The current zoo and these methods are explained under particle physics. This article is concerned with the impact of the zoo on activities other than particle physics.

Why can't you then find a clear title for your article? "Impact of standard model outside of particle physics". Everybody would understand that. Put your anti-accelerator propaganda there and be done with it. Instead, you create layers and layers of impenetrable new-age speak. AxelBoldt

my only remaining issue with the accelerator issue is that you treat it as if the issue is "accelerators versus other science and education" rather than say "accelerators versus foreign aid or investment in extreme outsider views or housing homeless people" or more succinctly "accelerators versus general expenditures"
the term "standard model" is itself less NPOV than I think we'd prefer...
accordingly, I am quite satisfied by the solution of keeping it out of the title - so that neither "zoo" nor "standard model" are claimed in the title, but both are mentioned and explained clearly in context several times in the article. This is very well balanced now. Thanks.
if it's "new-age speak" then a lot of old-age people speak it - Karl Popper, the Pope, etc. here's Karl Popper's view of this.
The clearest title for this article would be "particle physics cosmology" - but as I say that would require broader treatment of issues like the Anthropic Principle, cognitive bias beyond the particle physics zoo, etc.
as to accelerators, it's clear that while they are in use, someone is still looking for particles. So this is not yet a settled "cosmology" so certain that we abandon the search... nor is it an arbitrary foundation ontology as you suggest, not subject to question.

WHAT are you guys talking about - if you understood the subject you wouldn't be having this discussion.

This isn't some theological debate where everybodys view is just as good as any other, there isn't any disagreement between particle physicists and solid state physicists about who has the true view of the universe.

Reading this it sounds like you come from a discipline with a completely different way of thinking and you have just transferred it wholesale into the arena of physics, with results that frankly are very unimpressive.
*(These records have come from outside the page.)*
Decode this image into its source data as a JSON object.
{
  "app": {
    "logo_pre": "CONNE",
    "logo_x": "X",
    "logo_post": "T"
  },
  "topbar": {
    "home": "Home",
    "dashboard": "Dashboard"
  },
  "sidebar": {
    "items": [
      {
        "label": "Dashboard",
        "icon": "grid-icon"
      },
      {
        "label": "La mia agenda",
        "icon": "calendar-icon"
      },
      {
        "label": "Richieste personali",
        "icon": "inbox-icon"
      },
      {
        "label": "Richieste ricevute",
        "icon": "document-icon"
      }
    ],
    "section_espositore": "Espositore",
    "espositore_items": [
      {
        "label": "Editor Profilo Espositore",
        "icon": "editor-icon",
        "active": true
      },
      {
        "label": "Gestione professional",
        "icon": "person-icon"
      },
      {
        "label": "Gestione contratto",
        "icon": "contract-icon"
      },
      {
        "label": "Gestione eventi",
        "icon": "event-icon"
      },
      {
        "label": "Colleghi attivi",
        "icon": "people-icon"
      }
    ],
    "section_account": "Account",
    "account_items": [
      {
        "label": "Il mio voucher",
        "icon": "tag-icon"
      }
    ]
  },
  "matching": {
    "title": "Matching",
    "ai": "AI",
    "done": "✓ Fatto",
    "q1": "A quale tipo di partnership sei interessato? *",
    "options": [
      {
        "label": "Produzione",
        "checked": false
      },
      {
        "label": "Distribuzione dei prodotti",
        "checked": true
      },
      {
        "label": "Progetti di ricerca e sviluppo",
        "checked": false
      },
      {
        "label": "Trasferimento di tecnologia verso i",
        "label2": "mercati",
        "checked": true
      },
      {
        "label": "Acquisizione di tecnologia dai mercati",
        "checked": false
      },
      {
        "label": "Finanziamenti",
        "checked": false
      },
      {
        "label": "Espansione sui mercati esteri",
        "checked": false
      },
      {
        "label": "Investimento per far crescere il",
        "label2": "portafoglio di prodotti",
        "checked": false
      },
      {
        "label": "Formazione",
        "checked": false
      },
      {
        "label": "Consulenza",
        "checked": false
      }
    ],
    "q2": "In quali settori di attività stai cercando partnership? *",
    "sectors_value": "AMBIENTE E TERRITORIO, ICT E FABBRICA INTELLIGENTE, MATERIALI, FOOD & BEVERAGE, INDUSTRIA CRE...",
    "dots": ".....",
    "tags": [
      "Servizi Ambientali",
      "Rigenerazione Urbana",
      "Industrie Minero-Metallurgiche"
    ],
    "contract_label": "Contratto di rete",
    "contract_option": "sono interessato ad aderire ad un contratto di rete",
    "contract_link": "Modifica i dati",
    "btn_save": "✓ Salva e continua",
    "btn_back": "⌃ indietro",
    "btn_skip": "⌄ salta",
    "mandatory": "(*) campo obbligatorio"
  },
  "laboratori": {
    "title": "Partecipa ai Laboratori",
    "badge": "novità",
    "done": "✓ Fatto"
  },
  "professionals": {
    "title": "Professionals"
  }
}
I suspect that the response to attempts to help you resolve your confusion are likely to be territorial, especially as the best suggestion would be for you to spend - a not inconsiderable amount of - time learning the physics, rather than some second-hand theory discussing the physics, at the end of which you would no longer ask those questions.

Particle physics is good for the physics of particles, statistical physics for the statistical properties of assemblies of particles, vector field theory for electricity and magnetism, General Relativity for large-scale phenomena, quantum mechanics for small-scale phenomena. The methods of these different fields do not compete, they are appropriate in their domains.

This is a common thing in the world. The methods of the car mechanic do not compete with those of the historian, indeed it would arguably be inappropriate to try to analyse a faulty exhaust from a historical perspective - you could do it, but it would probably be as foolish as trying to apply particle physics to analysing the thermal efficiency of different work cycles for gas engines.

See what I mean ?


Anyway the upshot is that the article at http://en.wikipedia.org/wiki/Foundation_ontology just looks foolish to anyone who knows some physics. It is immediately apparent that it is written by someone trained in one of the social sciences, who doesn't really understand the physics.

sorry but that's the truth :-(

I think it would be appropriate to change the article to make it clear that the debate is not amongst physicists, but some other group of people. The page will be more accurate